**What you have to do**
In the records below, find each line that holds "daemon" and return it.

**Given data**
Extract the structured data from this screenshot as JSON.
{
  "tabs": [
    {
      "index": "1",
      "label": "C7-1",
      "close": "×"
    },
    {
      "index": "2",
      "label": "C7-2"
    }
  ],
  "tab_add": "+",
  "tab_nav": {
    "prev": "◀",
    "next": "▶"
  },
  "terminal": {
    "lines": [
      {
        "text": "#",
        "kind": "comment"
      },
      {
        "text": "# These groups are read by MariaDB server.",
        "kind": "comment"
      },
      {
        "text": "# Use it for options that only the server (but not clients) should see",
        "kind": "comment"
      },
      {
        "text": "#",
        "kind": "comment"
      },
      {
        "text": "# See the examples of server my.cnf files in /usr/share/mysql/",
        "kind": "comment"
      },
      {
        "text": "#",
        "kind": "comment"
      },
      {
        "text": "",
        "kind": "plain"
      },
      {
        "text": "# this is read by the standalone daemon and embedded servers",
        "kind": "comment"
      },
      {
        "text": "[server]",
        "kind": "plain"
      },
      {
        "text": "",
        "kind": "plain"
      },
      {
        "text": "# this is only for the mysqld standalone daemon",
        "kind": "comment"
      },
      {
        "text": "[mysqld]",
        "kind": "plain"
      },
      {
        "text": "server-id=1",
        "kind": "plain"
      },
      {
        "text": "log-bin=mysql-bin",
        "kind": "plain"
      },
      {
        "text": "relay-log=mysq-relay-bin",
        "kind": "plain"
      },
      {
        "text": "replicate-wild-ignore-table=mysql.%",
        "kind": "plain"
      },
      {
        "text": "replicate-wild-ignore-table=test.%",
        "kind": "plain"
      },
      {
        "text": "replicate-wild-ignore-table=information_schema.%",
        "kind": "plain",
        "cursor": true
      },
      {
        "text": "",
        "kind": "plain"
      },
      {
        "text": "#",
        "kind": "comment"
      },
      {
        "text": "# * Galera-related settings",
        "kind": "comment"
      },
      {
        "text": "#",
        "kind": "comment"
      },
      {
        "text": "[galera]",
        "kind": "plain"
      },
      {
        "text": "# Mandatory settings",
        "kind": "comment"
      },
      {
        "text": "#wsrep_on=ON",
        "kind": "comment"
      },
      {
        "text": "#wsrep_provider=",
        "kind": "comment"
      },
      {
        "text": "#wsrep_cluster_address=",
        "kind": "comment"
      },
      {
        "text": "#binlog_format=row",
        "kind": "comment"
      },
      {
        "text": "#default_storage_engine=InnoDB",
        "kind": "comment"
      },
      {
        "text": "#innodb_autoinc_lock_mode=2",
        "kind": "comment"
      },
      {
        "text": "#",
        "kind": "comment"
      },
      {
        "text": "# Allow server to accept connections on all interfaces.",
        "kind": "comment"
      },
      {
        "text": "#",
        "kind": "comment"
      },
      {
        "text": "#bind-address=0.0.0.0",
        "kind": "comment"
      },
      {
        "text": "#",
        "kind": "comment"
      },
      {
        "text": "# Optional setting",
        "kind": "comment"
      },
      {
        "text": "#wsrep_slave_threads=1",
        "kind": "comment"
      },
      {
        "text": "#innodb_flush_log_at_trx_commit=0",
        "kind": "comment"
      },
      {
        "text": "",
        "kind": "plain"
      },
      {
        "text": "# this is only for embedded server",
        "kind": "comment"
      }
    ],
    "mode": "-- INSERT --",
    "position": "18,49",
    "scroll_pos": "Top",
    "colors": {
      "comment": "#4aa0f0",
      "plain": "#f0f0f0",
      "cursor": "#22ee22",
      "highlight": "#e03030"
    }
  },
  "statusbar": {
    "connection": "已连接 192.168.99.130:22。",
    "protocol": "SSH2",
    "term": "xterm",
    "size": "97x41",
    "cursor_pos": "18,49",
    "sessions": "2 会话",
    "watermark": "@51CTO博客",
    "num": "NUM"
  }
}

**Response**
        "text": "# this is read by the standalone daemon and embedded servers",
        "text": "# this is only for the mysqld standalone daemon",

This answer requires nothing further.